What is an internship?
"I did an internship at a prestigious company where I got great experience and made incredible contacts in the field."
— Student, School of Arts & Sciences
An internship is a paid or non-paid, temporary position designed to give you experience in a certain type of job, industry or the world of work in general. In some cases internships can be done for academic credit and in fact, most majors either require or encourage that students do at least one.
Internships can last for a semester or less, a full academic year, a summer, or several months to a year after graduation. Some organizations have formally established internship programs, while others take on interns for special projects on an as needed basis. Others might not have considered having an intern until approached by a student.
An internship is an excellent way to explore career options. Ask in the Career Development Office for information on the internship program.
What is an externship?
"The time I spent in the hospital’s externship program was incredible. It cemented my commitment to pediatric nursing."
— Student, School of Nursing
An externship or shadowing experience is typically more structured and tied to an academic program. You may spend time observing a professional on the job or participate in a training or workshop program. Externships provide a perspective on the daily activities or a particular profession.
How else can I get experience?
"My volunteer work demonstrated my commitment to women's issues and the experience I got working at my part time job helped me land my new full time position."
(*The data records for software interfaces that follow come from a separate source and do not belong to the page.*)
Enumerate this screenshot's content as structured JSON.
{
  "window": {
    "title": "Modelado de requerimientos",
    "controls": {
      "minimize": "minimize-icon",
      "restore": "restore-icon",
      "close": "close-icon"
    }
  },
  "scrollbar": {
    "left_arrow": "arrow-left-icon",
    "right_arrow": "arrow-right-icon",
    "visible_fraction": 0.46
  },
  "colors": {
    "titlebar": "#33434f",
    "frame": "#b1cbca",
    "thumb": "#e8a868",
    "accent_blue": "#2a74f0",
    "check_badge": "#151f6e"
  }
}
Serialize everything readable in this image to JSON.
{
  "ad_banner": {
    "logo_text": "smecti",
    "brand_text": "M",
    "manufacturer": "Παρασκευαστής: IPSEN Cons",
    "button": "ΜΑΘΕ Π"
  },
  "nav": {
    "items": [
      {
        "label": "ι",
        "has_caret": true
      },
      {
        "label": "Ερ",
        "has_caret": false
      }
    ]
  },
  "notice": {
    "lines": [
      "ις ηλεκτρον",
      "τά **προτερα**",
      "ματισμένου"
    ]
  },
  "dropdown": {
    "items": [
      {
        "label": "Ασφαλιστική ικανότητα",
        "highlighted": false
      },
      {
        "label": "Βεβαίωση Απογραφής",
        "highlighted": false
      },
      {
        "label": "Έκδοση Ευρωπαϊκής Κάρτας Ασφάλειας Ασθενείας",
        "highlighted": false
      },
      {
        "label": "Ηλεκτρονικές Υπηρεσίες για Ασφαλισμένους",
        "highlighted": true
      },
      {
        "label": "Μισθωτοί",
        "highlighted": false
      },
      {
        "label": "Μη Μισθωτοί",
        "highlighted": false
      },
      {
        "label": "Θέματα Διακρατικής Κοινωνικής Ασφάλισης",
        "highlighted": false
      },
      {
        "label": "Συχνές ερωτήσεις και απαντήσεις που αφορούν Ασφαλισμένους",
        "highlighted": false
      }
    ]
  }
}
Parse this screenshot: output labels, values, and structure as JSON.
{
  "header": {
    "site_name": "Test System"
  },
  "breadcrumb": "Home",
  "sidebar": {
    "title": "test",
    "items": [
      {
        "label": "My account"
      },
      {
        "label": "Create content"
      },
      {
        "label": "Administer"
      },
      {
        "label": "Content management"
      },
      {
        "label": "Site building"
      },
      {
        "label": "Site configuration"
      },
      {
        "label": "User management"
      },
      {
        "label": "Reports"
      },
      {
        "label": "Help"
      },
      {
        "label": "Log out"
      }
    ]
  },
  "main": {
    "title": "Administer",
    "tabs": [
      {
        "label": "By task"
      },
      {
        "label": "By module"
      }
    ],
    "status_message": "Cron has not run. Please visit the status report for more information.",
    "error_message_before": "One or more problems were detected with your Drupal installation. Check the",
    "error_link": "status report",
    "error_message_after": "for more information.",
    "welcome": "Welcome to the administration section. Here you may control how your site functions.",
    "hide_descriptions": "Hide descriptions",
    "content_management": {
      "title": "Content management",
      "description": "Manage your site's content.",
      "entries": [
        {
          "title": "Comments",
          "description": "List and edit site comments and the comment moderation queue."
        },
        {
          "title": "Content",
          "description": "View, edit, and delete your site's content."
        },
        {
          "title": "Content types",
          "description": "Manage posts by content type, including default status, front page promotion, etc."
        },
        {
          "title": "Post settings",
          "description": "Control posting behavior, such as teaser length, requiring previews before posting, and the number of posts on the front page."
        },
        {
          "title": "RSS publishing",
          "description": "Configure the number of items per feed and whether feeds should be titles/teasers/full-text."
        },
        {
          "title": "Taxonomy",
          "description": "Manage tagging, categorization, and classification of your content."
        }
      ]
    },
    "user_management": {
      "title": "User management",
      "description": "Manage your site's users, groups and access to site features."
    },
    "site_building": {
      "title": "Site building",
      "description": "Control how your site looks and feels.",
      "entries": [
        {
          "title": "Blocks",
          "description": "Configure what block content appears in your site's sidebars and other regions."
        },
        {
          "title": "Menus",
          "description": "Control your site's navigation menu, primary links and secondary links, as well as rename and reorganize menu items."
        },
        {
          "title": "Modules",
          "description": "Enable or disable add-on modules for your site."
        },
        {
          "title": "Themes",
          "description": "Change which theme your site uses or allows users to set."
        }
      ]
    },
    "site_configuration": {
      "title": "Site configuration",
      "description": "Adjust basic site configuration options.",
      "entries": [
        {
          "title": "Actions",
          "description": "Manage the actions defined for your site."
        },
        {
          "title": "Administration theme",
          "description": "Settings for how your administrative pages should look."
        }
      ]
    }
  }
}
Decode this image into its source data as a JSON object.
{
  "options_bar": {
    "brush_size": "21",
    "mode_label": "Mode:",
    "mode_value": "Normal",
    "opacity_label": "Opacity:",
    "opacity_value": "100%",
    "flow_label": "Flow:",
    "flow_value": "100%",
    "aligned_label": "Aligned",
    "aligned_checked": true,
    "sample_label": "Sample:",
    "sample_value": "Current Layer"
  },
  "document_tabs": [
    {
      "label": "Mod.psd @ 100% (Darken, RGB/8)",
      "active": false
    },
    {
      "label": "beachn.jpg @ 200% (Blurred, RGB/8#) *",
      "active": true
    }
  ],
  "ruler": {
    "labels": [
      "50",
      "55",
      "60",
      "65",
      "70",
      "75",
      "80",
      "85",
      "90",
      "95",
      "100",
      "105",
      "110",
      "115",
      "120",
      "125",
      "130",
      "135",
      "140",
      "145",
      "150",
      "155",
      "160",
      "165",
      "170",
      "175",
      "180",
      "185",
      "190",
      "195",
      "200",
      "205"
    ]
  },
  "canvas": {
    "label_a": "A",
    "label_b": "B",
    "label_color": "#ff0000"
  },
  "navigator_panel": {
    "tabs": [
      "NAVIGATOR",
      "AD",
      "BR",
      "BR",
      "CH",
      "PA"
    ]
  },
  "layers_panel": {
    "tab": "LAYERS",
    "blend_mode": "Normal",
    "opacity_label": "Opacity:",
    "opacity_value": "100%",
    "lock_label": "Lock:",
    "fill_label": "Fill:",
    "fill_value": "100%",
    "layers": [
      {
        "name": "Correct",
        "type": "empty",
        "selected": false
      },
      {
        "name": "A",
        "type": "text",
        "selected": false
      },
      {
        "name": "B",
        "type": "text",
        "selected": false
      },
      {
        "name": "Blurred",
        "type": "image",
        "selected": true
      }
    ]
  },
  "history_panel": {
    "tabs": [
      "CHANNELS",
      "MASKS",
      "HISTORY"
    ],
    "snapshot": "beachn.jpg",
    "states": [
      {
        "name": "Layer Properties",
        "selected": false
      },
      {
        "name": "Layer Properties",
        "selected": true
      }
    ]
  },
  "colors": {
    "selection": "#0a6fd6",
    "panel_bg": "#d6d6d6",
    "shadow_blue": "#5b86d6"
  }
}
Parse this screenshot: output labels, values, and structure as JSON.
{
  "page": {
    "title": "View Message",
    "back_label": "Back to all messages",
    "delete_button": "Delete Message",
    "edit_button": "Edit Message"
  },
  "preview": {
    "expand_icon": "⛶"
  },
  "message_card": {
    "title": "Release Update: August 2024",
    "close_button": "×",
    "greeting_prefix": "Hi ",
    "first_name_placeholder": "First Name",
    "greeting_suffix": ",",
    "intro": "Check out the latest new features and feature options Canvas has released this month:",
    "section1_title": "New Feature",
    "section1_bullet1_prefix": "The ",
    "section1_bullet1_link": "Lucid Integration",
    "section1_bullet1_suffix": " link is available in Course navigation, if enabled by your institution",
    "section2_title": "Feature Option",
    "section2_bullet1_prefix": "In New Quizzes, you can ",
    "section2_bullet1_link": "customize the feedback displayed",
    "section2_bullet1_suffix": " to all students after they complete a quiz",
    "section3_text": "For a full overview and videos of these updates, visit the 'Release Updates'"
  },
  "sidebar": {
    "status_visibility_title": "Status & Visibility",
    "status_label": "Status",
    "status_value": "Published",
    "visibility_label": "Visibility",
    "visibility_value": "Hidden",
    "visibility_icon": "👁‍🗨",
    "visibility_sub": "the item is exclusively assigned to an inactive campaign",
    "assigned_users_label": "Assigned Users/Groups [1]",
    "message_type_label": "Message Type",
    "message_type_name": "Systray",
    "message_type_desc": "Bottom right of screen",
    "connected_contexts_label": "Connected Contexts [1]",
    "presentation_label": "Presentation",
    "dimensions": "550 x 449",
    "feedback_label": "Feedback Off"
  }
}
— Student, School of New Resources
: Volunteering is unpaid work and is usually less structured than an internship or externship. Nevertheless it is another great way to expose you to specific jobs, organizations and the world of work in general. And it looks great on your resume.
: Paid positions are a good solution for those who have financial constraints that may make internships unrealistic. Your duties on a part time job tend to be narrower than those on internships where you may be more likely to work in different areas or an organization or on a variety of projects. They do however give your "real world" experience and can help you make better decisions about the type of work or work setting that is right for you.
When should I do an internship?
Freshman year is not too early, though we don't recommend that you do an internship during your first semester at college. You'll be pretty busy adjusting to college life and spending more time on your academics than you've been used to. But the summer of your freshman year might be the perfect time to get your first experience.
Senior year is not too late! Some graduating seniors seeking to gain experience in a competitive career field will even do an internship during the summer following graduation.
Fall, spring or summer? Some companies only offer internships during the summer when they might require 20-40 hours of your time each week. But many internships are available during the fall or spring semesters when they typically take 8-12 hours of your time weekly.
What if I can’t afford to give up my paid summer job to do an internship?
This is a reality that many students face these days – they have to work for pay during the summer and during the academic year to cover their share of college expenses. Despite financial obligations, you should try to do at least one internship before you graduate. Here are a few strategies:
How do I get started?
Do an internship during the semester. Most term-time internships require only 8 to 12 hours per week and most employers are flexible about the days and hours that you work.
Do your internship during senior year when you may have a lighter course load.
Combine a part-time paid summer job with a part-time internship, paid or unpaid.
Whether you are pursuing an internship, externship or other experience, the steps are pretty much the same. Use this check list to get started and keep you moving toward getting great experience!
Get started early! For spring internships, apply in mid to late fall; for summer internships apply in late winter/early spring; for fall internships apply in late spring. The most competitive internships often have early deadlines for applications.
Meet with your CNR academic advisor to determine if an internship or externship is right for you now and to discuss the types that make sense.
Visit the CNR Career Development Office to create your plan of attack.
Make a list of criteria that describe the type of internship or experience that is best for you.
Research companies and advertised internships. Your academic advisor, the career development office and the internet are great resources.
Develop a target list of contacts, companies and opportunities that fit your criteria.
Create a great resume that showcases your accomplishments, achievements and skills.
Write compelling cover letters that make you stand out from the crowd.
Apply for several internships that fit your criteria.
- Prepare for the interview; write your "30-second commercial" and flesh out success stories that bring your skills and accomplishments to life. Practice interviewing.
Register. If your internship is for credit, you will need to register and pay for it just like any other course.
- Complete a learning contract; once you have secured an internship you will need to complete a learning contact and submit it to the Office of the Dean. You can get these from your academic advisor or the Dean’s Office.
The Career Development Office conducts workshops in creating resumes, writing cover letters, and mock interviews. Stop by, call, or email for an appointment!
CNR Career Development Office
Sweeny Student Center, Second Floor